In (what is denoted by) Sun, if there be sincerity (in him who employs it), there will be great good fortune:--freedom from error; firmness and correctness that can be maintained; and advantage in every
movement that shall be made. In what shall this (sincerity in the exercise of Sun) be employed? (Even) in sacrifice two baskets of grain, (though there be nothing else), may be presented.
1. The first NINE, undivided, shows its subject suspending his own affairs, and hurrying away (to help the subject of the fourth line). He will commit no error, but let him consider how far he should contribute of what is his (for the other).
2 . The second NINE, undivided, shows that it will be advantageous for its subject to maintain a firm correctness, and that action on his part will be evil. He can give increase (to his correlate) without taking from himself
3. The third SIX, divided, shows how of three men walking together, the number is diminished by one; and how one, walking, finds his friend.
4. The fourth SIX, divided, shows its subject diminishing the ailment under which he labours by making (the subject of the first line) hasten (to his help), and make him glad. There will be no error.

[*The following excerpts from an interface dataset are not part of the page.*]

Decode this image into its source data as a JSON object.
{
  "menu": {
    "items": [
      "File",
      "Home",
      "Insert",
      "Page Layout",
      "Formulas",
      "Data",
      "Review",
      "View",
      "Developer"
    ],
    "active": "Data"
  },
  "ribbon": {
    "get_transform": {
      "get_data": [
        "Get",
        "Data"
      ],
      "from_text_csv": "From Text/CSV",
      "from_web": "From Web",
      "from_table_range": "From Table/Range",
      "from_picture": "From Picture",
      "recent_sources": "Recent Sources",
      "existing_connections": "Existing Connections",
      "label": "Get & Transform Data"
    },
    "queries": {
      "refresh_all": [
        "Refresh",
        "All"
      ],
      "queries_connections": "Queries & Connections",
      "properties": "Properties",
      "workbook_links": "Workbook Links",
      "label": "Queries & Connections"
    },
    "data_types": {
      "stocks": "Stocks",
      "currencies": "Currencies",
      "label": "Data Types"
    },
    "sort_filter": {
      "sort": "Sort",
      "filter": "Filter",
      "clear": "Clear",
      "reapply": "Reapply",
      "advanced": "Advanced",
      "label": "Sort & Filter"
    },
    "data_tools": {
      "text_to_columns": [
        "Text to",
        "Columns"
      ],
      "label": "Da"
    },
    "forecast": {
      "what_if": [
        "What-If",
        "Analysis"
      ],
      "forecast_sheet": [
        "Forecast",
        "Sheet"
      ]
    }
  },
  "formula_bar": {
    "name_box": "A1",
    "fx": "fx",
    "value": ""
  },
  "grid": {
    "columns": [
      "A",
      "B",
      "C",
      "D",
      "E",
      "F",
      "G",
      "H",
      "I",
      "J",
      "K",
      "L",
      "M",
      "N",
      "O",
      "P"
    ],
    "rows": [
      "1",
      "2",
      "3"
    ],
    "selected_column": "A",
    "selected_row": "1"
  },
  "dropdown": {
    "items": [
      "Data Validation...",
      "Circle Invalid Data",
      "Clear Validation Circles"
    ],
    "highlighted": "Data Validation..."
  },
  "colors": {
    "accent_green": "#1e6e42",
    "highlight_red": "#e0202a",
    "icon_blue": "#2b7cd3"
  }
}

5. The fifth SIX, divided, shows parties adding to (the stores of) its subject ten pairs of tortoise shells, and accepting no refusal. There will be great good fortune.
6. The topmost NINE, undivided, shows its subject giving increase to others without taking from himself. There will be no error. With firm correctness there will be good fortune. There will be advantage in every movement that shall be made. He will find ministers more than can be counted by their clans.
148:XLI The interpretation of this hexagram is encompassed with great difficulties. Sun is the symbol for the idea of diminishing or diminution; and what is said in Appendix I has made it to be accepted as teaching the duty of the subject to take of what is his and contribute to his ruler, or the expenses of the government under which he lives; in other words, readily and cheerfully to pay his taxes. P. Regis says, Sun seu (vectigalis causa) minuere . . . est valde utile;' and Canon McClatchie in translating Appendix I has:--'Diminishing (by taxation for instance) .... is very lucky.' Possibly, king Wăn may have seen in the figures the subject of taxation; but the symbolism of his son takes a much wider range. My own reading of the figure and Text comes near to the view of Khăng-žze, that 'every diminution and repression of what we have in excess to bring it into accordance with right and reason is comprehended under Sun.'
Let there be sincerity in doing this, and it will lead to the happiest results. It will lead to great success in great things; and if the correction, or it may be a contribution towards it, appear to be very small, yet it will be accepted;--as in the most solemn religious service. This is substantially the view of the hexagram approved by the Khang-hsî editors.
Line 1 is strong, and its correlate in 4 is weak. Its subject will wish to help the subject of 4; but will not leave anything of his own undone in (loin. so. Nor will he diminish of his own for the other without due deliberation.
Line 2 is strong, and in the central place. But it is in the place of a weak line, and its subject should maintain his position without moving to help his correlate in 5. Maintaining his own firm correctness is the best way to help him.
Paragraph 3 is to my mind full of obscurity. Kû Hsî, adopting the view in Appendix I, says that the lower trigram was originally Khien, three undivided lines, like 'three men walking together,' p. 149 and that the third line, taken away and made to be the topmost line, or the third, in what was originally Khwăn, three divided lines, was 'the putting away of one man;' and that then the change of place by 3 and 6, while they continued their proper correlation, was, one going away, and finding his friend. I cannot lay hold of any thread of reason in this.
Line 4 is weak, and in an even place; like an individual ailing and unable to perform his proper work. But the correlate in 1 is strong; and is made to hasten to its relief. The 'joy' of the line shows the desire of its subject to do his part in the work of the hexagram.
Line 5 is the seat of the ruler, who is here humble, and welcomes the assistance of his correlate, the subject of 2. He is a ruler whom all his subjects of ability will rejoice to serve in every possible way; and the result will be great good fortune.
Line 6 has been changed from a weak into a strong line from line 3; has received therefore the greatest increase, and will carry out the idea of the hexagram in the highest degree and style. But he can give increase to others without diminishing his own resources, and of course the benefit he will confer will be incalculable. Ministers will come to serve him; and not one from each clan merely, but many. Such is the substance of what is said on this last paragraph. I confess that I only discern the meaning darkly.